Of the total world water supply, approximately 97.5% is saltwater. Most of the remaining 2.5% is locked in ice and snow cover. Less than 1% of the earth’s freshwater supply is available for use by the world’s population.
In addition to drinking water, the demand for water in industrial applications will continue to increase alongside population and economic growth. For example, the International Energy Agency (“IEA”) estimates that water consumed for energy production will increase to 135 billion cubic meters by 2035, or about 4 times the size of the largest U.S. reservoir, Hoover Dam’s Lake Mead.
In Texas, the hotbed for the United States’ exploding natural gas hydraulic fracturing (“fracking”) activities, serious water shortages are creating challenges for the oil and gas industry and the local municipalities. According to a 2014 report from Ceres, fracking activities in Texas consumed over 45 billion gallons of fresh water from January 2011 through May 2013, draining many of the aquifers and groundwater supplies.
The atmosphere contains an untapped, almost limitless supply of fresh water that can be harvested through atmospheric water generation. Since water vapor in the atmosphere is constantly being replenished, there is no negative effect from harvesting this resource.
Our systems are designed to cost-effectively produce clean water from air humidity for various applications ranging from oil and gas exploration to vertical farming, to drinking water for homes, offices, and communities.

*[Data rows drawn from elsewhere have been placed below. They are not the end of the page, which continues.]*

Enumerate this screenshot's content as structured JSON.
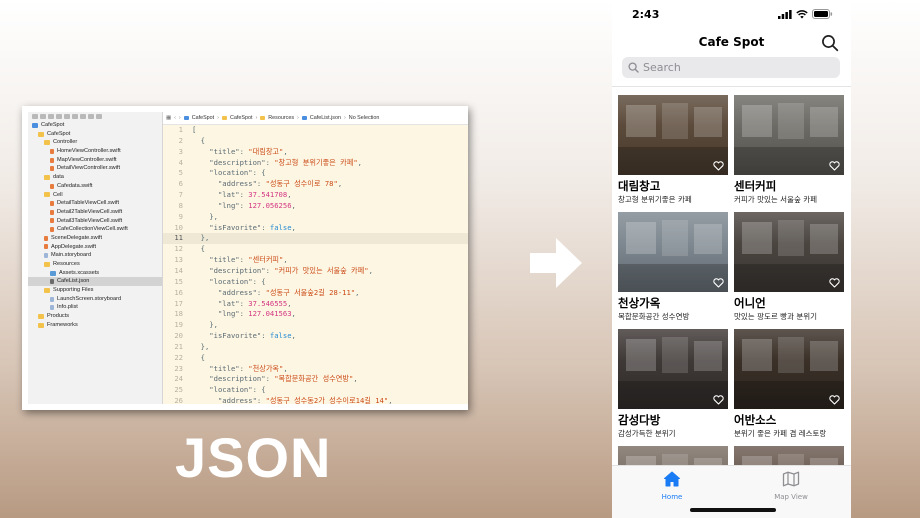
{
  "xcode": {
    "navigator": [
      {
        "label": "CafeSpot",
        "indent": 0,
        "icon": "proj"
      },
      {
        "label": "CafeSpot",
        "indent": 1,
        "icon": "folder"
      },
      {
        "label": "Controller",
        "indent": 2,
        "icon": "folder"
      },
      {
        "label": "HomeViewController.swift",
        "indent": 3,
        "icon": "swift"
      },
      {
        "label": "MapViewController.swift",
        "indent": 3,
        "icon": "swift"
      },
      {
        "label": "DetailViewController.swift",
        "indent": 3,
        "icon": "swift"
      },
      {
        "label": "data",
        "indent": 2,
        "icon": "folder"
      },
      {
        "label": "Cafedata.swift",
        "indent": 3,
        "icon": "swift"
      },
      {
        "label": "Cell",
        "indent": 2,
        "icon": "folder"
      },
      {
        "label": "DetailTableViewCell.swift",
        "indent": 3,
        "icon": "swift"
      },
      {
        "label": "Detail2TableViewCell.swift",
        "indent": 3,
        "icon": "swift"
      },
      {
        "label": "Detail3TableViewCell.swift",
        "indent": 3,
        "icon": "swift"
      },
      {
        "label": "CafeCollectionViewCell.swift",
        "indent": 3,
        "icon": "swift"
      },
      {
        "label": "SceneDelegate.swift",
        "indent": 2,
        "icon": "swift"
      },
      {
        "label": "AppDelegate.swift",
        "indent": 2,
        "icon": "swift"
      },
      {
        "label": "Main.storyboard",
        "indent": 2,
        "icon": "file"
      },
      {
        "label": "Resources",
        "indent": 2,
        "icon": "folder"
      },
      {
        "label": "Assets.xcassets",
        "indent": 3,
        "icon": "asset"
      },
      {
        "label": "CafeList.json",
        "indent": 3,
        "icon": "json",
        "selected": true
      },
      {
        "label": "Supporting Files",
        "indent": 2,
        "icon": "folder"
      },
      {
        "label": "LaunchScreen.storyboard",
        "indent": 3,
        "icon": "file"
      },
      {
        "label": "Info.plist",
        "indent": 3,
        "icon": "file"
      },
      {
        "label": "Products",
        "indent": 1,
        "icon": "folder"
      },
      {
        "label": "Frameworks",
        "indent": 1,
        "icon": "folder"
      }
    ],
    "breadcrumb": [
      "CafeSpot",
      "CafeSpot",
      "Resources",
      "CafeList.json",
      "No Selection"
    ],
    "current_line": 11,
    "code_lines": [
      [
        [
          "[",
          "p"
        ]
      ],
      [
        [
          "  {",
          "p"
        ]
      ],
      [
        [
          "    \"title\"",
          "k"
        ],
        [
          ": ",
          "p"
        ],
        [
          "\"대림창고\"",
          "s"
        ],
        [
          ",",
          "p"
        ]
      ],
      [
        [
          "    \"description\"",
          "k"
        ],
        [
          ": ",
          "p"
        ],
        [
          "\"창고형 분위기좋은 카페\"",
          "s"
        ],
        [
          ",",
          "p"
        ]
      ],
      [
        [
          "    \"location\"",
          "k"
        ],
        [
          ": {",
          "p"
        ]
      ],
      [
        [
          "      \"address\"",
          "k"
        ],
        [
          ": ",
          "p"
        ],
        [
          "\"성동구 성수이로 78\"",
          "s"
        ],
        [
          ",",
          "p"
        ]
      ],
      [
        [
          "      \"lat\"",
          "k"
        ],
        [
          ": ",
          "p"
        ],
        [
          "37.541708",
          "n"
        ],
        [
          ",",
          "p"
        ]
      ],
      [
        [
          "      \"lng\"",
          "k"
        ],
        [
          ": ",
          "p"
        ],
        [
          "127.056256",
          "n"
        ],
        [
          ",",
          "p"
        ]
      ],
      [
        [
          "    },",
          "p"
        ]
      ],
      [
        [
          "    \"isFavorite\"",
          "k"
        ],
        [
          ": ",
          "p"
        ],
        [
          "false",
          "b"
        ],
        [
          ",",
          "p"
        ]
      ],
      [
        [
          "  },",
          "p"
        ]
      ],
      [
        [
          "  {",
          "p"
        ]
      ],
      [
        [
          "    \"title\"",
          "k"
        ],
        [
          ": ",
          "p"
        ],
        [
          "\"센터커피\"",
          "s"
        ],
        [
          ",",
          "p"
        ]
      ],
      [
        [
          "    \"description\"",
          "k"
        ],
        [
          ": ",
          "p"
        ],
        [
          "\"커피가 맛있는 서울숲 카페\"",
          "s"
        ],
        [
          ",",
          "p"
        ]
      ],
      [
        [
          "    \"location\"",
          "k"
        ],
        [
          ": {",
          "p"
        ]
      ],
      [
        [
          "      \"address\"",
          "k"
        ],
        [
          ": ",
          "p"
        ],
        [
          "\"성동구 서울숲2길 28-11\"",
          "s"
        ],
        [
          ",",
          "p"
        ]
      ],
      [
        [
          "      \"lat\"",
          "k"
        ],
        [
          ": ",
          "p"
        ],
        [
          "37.546555",
          "n"
        ],
        [
          ",",
          "p"
        ]
      ],
      [
        [
          "      \"lng\"",
          "k"
        ],
        [
          ": ",
          "p"
        ],
        [
          "127.041563",
          "n"
        ],
        [
          ",",
          "p"
        ]
      ],
      [
        [
          "    },",
          "p"
        ]
      ],
      [
        [
          "    \"isFavorite\"",
          "k"
        ],
        [
          ": ",
          "p"
        ],
        [
          "false",
          "b"
        ],
        [
          ",",
          "p"
        ]
      ],
      [
        [
          "  },",
          "p"
        ]
      ],
      [
        [
          "  {",
          "p"
        ]
      ],
      [
        [
          "    \"title\"",
          "k"
        ],
        [
          ": ",
          "p"
        ],
        [
          "\"천상가옥\"",
          "s"
        ],
        [
          ",",
          "p"
        ]
      ],
      [
        [
          "    \"description\"",
          "k"
        ],
        [
          ": ",
          "p"
        ],
        [
          "\"복합문화공간 성수연방\"",
          "s"
        ],
        [
          ",",
          "p"
        ]
      ],
      [
        [
          "    \"location\"",
          "k"
        ],
        [
          ": {",
          "p"
        ]
      ],
      [
        [
          "      \"address\"",
          "k"
        ],
        [
          ": ",
          "p"
        ],
        [
          "\"성동구 성수동2가 성수이로14길 14\"",
          "s"
        ],
        [
          ",",
          "p"
        ]
      ]
    ]
  },
  "caption": "JSON",
  "phone": {
    "status_time": "2:43",
    "nav_title": "Cafe Spot",
    "search_placeholder": "Search",
    "cafes": [
      {
        "title": "대림창고",
        "desc": "창고형 분위기좋은 카페",
        "tone": "#5b4a3a"
      },
      {
        "title": "센터커피",
        "desc": "커피가 맛있는 서울숲 카페",
        "tone": "#6c6a64"
      },
      {
        "title": "천상가옥",
        "desc": "복합문화공간 성수연방",
        "tone": "#7e8890"
      },
      {
        "title": "어니언",
        "desc": "맛있는 팡도르 빵과 분위기",
        "tone": "#4b4540"
      },
      {
        "title": "감성다방",
        "desc": "감성가득한 분위기",
        "tone": "#3e3836"
      },
      {
        "title": "어반소스",
        "desc": "분위기 좋은 카페 겸 레스토랑",
        "tone": "#3a3028"
      },
      {
        "title": "",
        "desc": "",
        "tone": "#7a6e64"
      },
      {
        "title": "",
        "desc": "",
        "tone": "#6a5a50"
      }
    ],
    "tabs": [
      {
        "label": "Home",
        "icon": "house-icon",
        "active": true
      },
      {
        "label": "Map View",
        "icon": "map-icon",
        "active": false
      }
    ],
    "accent": "#1a7cf5"
  }
}
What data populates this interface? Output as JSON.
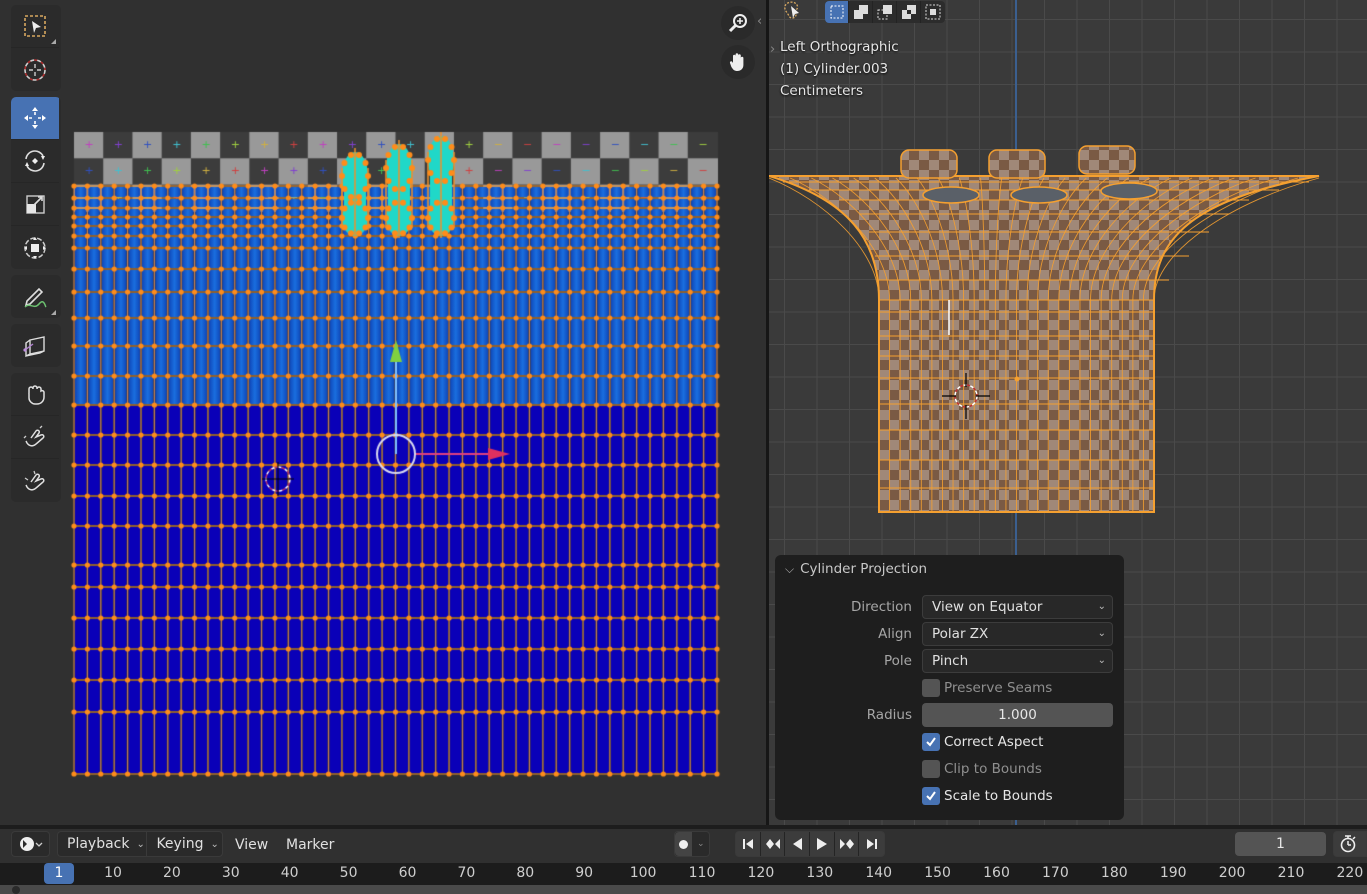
{
  "uv_editor": {
    "toolbar": [
      {
        "name": "select-box",
        "icon": "select-box-icon",
        "active": false,
        "has_submenu": true
      },
      {
        "name": "cursor",
        "icon": "cursor-icon",
        "active": false
      },
      {
        "name": "move",
        "icon": "move-icon",
        "active": true
      },
      {
        "name": "rotate",
        "icon": "rotate-icon",
        "active": false
      },
      {
        "name": "scale",
        "icon": "scale-icon",
        "active": false
      },
      {
        "name": "transform",
        "icon": "transform-icon",
        "active": false
      },
      {
        "name": "annotate",
        "icon": "annotate-icon",
        "active": false,
        "has_submenu": true
      },
      {
        "name": "rip-region",
        "icon": "rip-region-icon",
        "active": false
      },
      {
        "name": "grab",
        "icon": "grab-icon",
        "active": false
      },
      {
        "name": "relax",
        "icon": "relax-icon",
        "active": false
      },
      {
        "name": "pinch",
        "icon": "pinch-icon",
        "active": false
      }
    ],
    "nav": {
      "zoom_icon": "zoom-icon",
      "pan_icon": "hand-icon"
    },
    "mesh": {
      "face_color_top": "#1560d0",
      "face_color_bottom": "#0a00b8",
      "island_color": "#20d8c8",
      "edge_color": "#f0902a",
      "vertex_color": "#ff8c1a",
      "checker_colors": [
        "#3c3c3c",
        "#999999"
      ]
    }
  },
  "viewport": {
    "view_name": "Left Orthographic",
    "object": "(1) Cylinder.003",
    "units": "Centimeters",
    "select_modes": [
      "set",
      "extend",
      "subtract",
      "difference",
      "intersect"
    ],
    "active_select_mode": "set"
  },
  "panel": {
    "title": "Cylinder Projection",
    "direction": {
      "label": "Direction",
      "value": "View on Equator"
    },
    "align": {
      "label": "Align",
      "value": "Polar ZX"
    },
    "pole": {
      "label": "Pole",
      "value": "Pinch"
    },
    "preserve_seams": {
      "label": "Preserve Seams",
      "checked": false
    },
    "radius": {
      "label": "Radius",
      "value": "1.000"
    },
    "correct_aspect": {
      "label": "Correct Aspect",
      "checked": true
    },
    "clip_to_bounds": {
      "label": "Clip to Bounds",
      "checked": false
    },
    "scale_to_bounds": {
      "label": "Scale to Bounds",
      "checked": true
    }
  },
  "timeline": {
    "menus": {
      "playback": "Playback",
      "keying": "Keying",
      "view": "View",
      "marker": "Marker"
    },
    "current_frame": "1",
    "frame_field": "1",
    "ruler_ticks": [
      "10",
      "20",
      "30",
      "40",
      "50",
      "60",
      "70",
      "80",
      "90",
      "100",
      "110",
      "120",
      "130",
      "140",
      "150",
      "160",
      "170",
      "180",
      "190",
      "200",
      "210",
      "220"
    ]
  },
  "colors": {
    "accent": "#4772b3",
    "selection": "#f0902a"
  }
}
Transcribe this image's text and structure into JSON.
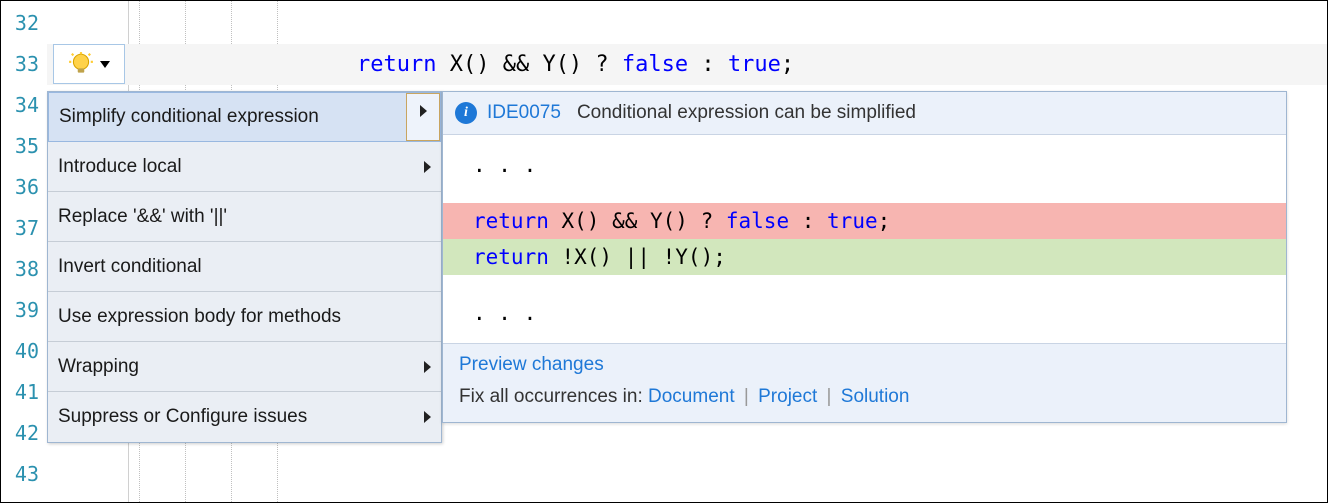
{
  "line_numbers": [
    "32",
    "33",
    "34",
    "35",
    "36",
    "37",
    "38",
    "39",
    "40",
    "41",
    "42",
    "43"
  ],
  "code": {
    "kw_return": "return",
    "expr_mid": " X() && Y() ? ",
    "kw_false": "false",
    "colon": " : ",
    "kw_true": "true",
    "semi": ";"
  },
  "icons": {
    "lightbulb": "lightbulb-icon",
    "info": "info-icon"
  },
  "menu": {
    "items": [
      {
        "label": "Simplify conditional expression",
        "submenu": true,
        "selected": true
      },
      {
        "label": "Introduce local",
        "submenu": true,
        "selected": false
      },
      {
        "label": "Replace '&&' with '||'",
        "submenu": false,
        "selected": false
      },
      {
        "label": "Invert conditional",
        "submenu": false,
        "selected": false
      },
      {
        "label": "Use expression body for methods",
        "submenu": false,
        "selected": false
      },
      {
        "label": "Wrapping",
        "submenu": true,
        "selected": false
      },
      {
        "label": "Suppress or Configure issues",
        "submenu": true,
        "selected": false
      }
    ]
  },
  "preview": {
    "code_id": "IDE0075",
    "desc": "Conditional expression can be simplified",
    "ctx_dots": ". . .",
    "del": {
      "kw": "return",
      "rest": " X() && Y() ? ",
      "kw2": "false",
      "mid": " : ",
      "kw3": "true",
      "end": ";"
    },
    "add": {
      "kw": "return",
      "rest": " !X() || !Y();"
    },
    "preview_link": "Preview changes",
    "fix_label": "Fix all occurrences in: ",
    "fix_doc": "Document",
    "fix_proj": "Project",
    "fix_sol": "Solution"
  },
  "colors": {
    "keyword": "#0000ff",
    "link": "#1e78d7",
    "del_bg": "#f7b5b1",
    "add_bg": "#d2e7bd",
    "panel_bg": "#ebf1fa"
  }
}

Why wait for the water vapor to condense and fall as snow, melt in the spring, run down rivers or into ground water, and then be pumped to you? Why risk it being either diverted or polluted before it gets to you?